### Data in this exercise
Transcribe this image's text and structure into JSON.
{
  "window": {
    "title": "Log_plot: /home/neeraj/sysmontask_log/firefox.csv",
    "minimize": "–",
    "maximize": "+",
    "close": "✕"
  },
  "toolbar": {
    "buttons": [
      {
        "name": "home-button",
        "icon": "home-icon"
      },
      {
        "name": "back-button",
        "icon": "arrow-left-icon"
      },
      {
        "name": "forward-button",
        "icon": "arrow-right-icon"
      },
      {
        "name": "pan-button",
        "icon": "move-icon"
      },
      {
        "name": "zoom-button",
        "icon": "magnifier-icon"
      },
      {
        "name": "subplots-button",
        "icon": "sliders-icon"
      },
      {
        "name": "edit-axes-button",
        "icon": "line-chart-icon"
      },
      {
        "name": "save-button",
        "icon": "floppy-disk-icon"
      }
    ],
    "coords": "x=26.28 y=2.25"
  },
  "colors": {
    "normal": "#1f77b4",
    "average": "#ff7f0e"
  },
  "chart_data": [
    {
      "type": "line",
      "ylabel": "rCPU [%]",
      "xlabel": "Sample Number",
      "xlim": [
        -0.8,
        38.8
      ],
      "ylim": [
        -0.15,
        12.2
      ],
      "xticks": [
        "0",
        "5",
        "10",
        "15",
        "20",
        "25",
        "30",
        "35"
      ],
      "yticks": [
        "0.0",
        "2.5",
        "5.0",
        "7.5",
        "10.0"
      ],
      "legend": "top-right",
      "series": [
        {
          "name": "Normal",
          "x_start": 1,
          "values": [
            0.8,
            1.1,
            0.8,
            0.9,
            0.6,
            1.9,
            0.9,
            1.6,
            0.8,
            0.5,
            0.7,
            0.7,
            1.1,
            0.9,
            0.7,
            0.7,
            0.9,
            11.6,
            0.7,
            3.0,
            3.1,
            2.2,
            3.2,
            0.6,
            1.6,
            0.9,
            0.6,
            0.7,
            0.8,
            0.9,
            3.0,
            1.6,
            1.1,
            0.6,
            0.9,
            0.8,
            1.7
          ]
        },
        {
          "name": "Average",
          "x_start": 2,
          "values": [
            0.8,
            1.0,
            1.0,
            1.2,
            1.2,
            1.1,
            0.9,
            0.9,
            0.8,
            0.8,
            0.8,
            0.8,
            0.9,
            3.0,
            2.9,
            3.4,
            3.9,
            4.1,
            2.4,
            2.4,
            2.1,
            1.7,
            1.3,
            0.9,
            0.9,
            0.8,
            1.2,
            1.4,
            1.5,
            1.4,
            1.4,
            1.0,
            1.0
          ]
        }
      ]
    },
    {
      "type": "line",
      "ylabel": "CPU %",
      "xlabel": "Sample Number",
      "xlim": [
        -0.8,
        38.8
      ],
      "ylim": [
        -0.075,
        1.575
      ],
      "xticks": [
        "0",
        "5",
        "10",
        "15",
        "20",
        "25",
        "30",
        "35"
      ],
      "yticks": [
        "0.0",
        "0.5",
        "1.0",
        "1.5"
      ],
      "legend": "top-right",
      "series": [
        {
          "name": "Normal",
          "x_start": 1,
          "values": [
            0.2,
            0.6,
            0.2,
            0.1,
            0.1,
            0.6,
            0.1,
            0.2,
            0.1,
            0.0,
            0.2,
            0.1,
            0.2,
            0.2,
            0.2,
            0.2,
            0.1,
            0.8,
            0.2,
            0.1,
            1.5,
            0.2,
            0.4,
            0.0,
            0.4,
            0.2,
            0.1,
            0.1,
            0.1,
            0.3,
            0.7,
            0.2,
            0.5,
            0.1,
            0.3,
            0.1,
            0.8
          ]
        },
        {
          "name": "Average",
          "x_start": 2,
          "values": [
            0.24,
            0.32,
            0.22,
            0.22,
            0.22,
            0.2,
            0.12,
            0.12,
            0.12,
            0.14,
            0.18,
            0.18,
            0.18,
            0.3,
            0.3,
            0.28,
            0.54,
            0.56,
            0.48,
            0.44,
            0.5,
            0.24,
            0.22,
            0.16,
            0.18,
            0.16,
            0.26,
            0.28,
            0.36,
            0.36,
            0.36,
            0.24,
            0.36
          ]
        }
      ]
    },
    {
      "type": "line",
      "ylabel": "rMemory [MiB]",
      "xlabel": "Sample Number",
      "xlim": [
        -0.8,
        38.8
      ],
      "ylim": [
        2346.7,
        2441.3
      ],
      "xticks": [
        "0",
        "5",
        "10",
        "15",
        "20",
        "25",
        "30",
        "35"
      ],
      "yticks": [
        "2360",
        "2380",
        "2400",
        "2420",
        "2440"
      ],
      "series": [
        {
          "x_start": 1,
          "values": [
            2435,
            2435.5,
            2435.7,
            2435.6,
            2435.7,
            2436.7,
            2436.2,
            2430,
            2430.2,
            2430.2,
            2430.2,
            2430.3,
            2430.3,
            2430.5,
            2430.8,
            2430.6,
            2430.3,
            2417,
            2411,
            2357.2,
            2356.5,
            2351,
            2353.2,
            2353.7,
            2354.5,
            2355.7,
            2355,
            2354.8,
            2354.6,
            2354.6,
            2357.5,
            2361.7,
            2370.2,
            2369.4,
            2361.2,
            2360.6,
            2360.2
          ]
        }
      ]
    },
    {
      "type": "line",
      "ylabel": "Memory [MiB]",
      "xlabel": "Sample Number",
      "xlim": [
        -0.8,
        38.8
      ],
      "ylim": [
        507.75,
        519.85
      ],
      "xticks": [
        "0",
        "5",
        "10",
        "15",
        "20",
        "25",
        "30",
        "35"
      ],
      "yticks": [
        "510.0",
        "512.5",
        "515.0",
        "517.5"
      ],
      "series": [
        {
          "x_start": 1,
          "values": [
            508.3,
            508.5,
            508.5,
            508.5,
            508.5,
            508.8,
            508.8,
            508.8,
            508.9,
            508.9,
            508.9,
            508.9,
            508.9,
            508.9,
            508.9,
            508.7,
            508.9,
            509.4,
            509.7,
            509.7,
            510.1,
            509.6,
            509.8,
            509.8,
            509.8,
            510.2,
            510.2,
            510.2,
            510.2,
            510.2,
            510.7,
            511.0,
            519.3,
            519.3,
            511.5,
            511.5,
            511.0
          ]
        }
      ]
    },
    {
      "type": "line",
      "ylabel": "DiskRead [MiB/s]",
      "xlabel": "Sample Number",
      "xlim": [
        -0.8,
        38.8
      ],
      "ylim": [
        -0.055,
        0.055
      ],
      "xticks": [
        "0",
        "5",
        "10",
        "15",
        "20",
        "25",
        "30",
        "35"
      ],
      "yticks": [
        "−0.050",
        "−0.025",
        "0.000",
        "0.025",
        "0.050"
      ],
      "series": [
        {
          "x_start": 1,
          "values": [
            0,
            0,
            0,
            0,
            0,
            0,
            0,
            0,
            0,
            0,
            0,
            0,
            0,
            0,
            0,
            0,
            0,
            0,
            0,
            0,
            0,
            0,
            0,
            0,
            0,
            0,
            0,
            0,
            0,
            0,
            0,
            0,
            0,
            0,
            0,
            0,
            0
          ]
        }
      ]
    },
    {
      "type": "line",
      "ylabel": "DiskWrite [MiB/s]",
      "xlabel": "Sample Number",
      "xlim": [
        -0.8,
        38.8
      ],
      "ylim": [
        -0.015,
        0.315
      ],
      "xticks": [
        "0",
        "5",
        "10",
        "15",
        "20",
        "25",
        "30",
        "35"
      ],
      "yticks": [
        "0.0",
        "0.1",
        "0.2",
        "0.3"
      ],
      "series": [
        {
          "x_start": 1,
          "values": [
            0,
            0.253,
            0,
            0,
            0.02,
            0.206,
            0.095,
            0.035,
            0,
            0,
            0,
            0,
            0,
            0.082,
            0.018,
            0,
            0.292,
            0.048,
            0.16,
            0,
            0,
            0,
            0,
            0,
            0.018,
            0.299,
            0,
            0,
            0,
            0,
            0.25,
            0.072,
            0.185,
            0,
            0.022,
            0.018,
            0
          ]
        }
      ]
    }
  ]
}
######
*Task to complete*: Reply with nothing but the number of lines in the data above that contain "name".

*Written reply*: 12